Many UX designers believe that the only difference between qualitative and quantitative research is that the former is an open-ended question, while the latter is not. This distinction does not give the full picture.
A qualitative study typically describes the characteristics of behaviour, such as why and how a sample performs a certain task. Qualitative data generates data around the what, the why, and the how of a particular point of interest.
There are multiple ways to capture qualitative data; the most prominent ways in UX design are in-depth interviews, surveys, and focus groups.
Here at Codal we find interviews to be the most valuable because of the ability to ask follow-up questions and truly understand their thoughts, opinions, and struggles.
Knowing the why is the insight you need to design a journey that provides the best user experience. Some of the downfalls to this kind of data collection is that it is extremely time-consuming and as a result is difficult to test a large number of subjects.
Task Analysis and Contextual Inquiries
Sometimes, you can even ask the interviewee to undergo a quick test of the platform you are designing.
Understanding a task that a user has to perform is crucial when creating a unique, usable design. Asking the interviewee to complete a few tasks, and observe the journey that they take while completing that task is called Task Analysis and will collect extremely useful data.
Contextual Inquiries are forms of Task Analysis which rely on a predetermined set of questions and goals that place a more defined context on the process. These can be beneficial when the goal is clearer from the start.
The below screenshot is an example of a survey that was given out for a project at Codal. Our UX team was trying to figure out why people would want to order something custom versus walking into a retail store to purchase an “out of the box” product.
To assemble the most data possible, we had the opportunity to send out surveys, schedule in-person interviews with some of the survey participants after analysing the survey data.
Qualitative UX research techniques are critical during the design process to gain an understanding of why people are using the platform you are designing.
It can also be helpful to understand any new issues that you may not have thought about. While focus groups and surveys are great, you can gain the most insights when you have one person in front of you, face to face.
Qualitative research and quantitative research have the same goal: describe the population in the best possible way. In UX design, the same purpose is present for both forms of research. However, the methodologies differ.
Quantitative research methods are typically trying to answer the how many or how many types of inquiry. Often, it is possible to turn qualitative research into quantitative research by applying it to a large enough sample.

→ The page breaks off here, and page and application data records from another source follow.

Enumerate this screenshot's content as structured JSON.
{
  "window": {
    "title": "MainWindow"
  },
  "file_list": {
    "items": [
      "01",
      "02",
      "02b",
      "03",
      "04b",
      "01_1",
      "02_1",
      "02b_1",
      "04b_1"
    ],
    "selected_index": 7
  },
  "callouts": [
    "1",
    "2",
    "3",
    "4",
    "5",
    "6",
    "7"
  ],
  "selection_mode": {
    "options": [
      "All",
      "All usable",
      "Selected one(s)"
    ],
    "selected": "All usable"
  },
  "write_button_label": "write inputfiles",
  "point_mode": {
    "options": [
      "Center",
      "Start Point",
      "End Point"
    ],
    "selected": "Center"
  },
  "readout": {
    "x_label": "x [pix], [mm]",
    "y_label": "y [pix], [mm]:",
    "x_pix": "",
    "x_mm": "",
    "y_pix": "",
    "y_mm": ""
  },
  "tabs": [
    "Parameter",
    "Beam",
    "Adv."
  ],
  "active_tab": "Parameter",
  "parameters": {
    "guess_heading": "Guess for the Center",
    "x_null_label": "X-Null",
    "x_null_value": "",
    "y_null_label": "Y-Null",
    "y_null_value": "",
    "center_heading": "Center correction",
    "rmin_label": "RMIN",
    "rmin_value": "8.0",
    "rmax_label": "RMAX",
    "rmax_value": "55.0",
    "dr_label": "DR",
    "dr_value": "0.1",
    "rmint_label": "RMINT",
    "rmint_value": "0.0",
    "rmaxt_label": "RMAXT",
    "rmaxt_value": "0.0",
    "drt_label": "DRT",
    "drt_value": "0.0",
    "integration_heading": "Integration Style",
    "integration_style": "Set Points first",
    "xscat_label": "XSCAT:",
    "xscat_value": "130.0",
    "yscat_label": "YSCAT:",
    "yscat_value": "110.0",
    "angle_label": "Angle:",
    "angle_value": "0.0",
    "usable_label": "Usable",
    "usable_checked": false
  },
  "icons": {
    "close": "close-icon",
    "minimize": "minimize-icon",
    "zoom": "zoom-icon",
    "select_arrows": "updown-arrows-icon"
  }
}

The most important difference between these two forms of research has to do with the reliability of the data. Qualitative research can often provide insights rarely attainable through other means. However, they are difficult to implement in reliable ways.
That is, while qualitative research may provide deep, uncompromising insights into the particular sample that you tested, it is nearly impossible to apply these findings to the population being sampled in the test, unless either an incredibly high number of tests are performed, or a very large sample is taken.
Quantitative data and qualitative data are inherently linked through a two-way street. Qualitative data is nearly useless without being applied in a quantitative manner, and quantitative data cannot exist without qualitative data.
To collect usable quantitative data, our UX team typically aggregates the results of many different methods into a larger pool of results and then cross-checks the findings for each to build up an accurate representation of the target audience.
Our team likes to use several techniques, including card sorting, usability testing (online), and surveys to aggregate large sums of sample data.
Quantitative and Qualitative Research are Two Parts of the Same Process
To adequately have data that represents the real behaviour of an average user, you will likely need a combination of both qualitative and quantitative data.
It is also important to have a large enough sample size. Otherwise, you might not be capturing the data of a potentially real user. Conducting three interviews might be intuitive, but you may not be gathering accurate information.
Utilising trends found in qualitative UX research methods will help establish a foundation for your quantitative research. It is just as important to understand the why and how, as it is to understand the how many and how much. In user experience research, they go hand in hand.
(Lead image: Pixabay – Creative Commons)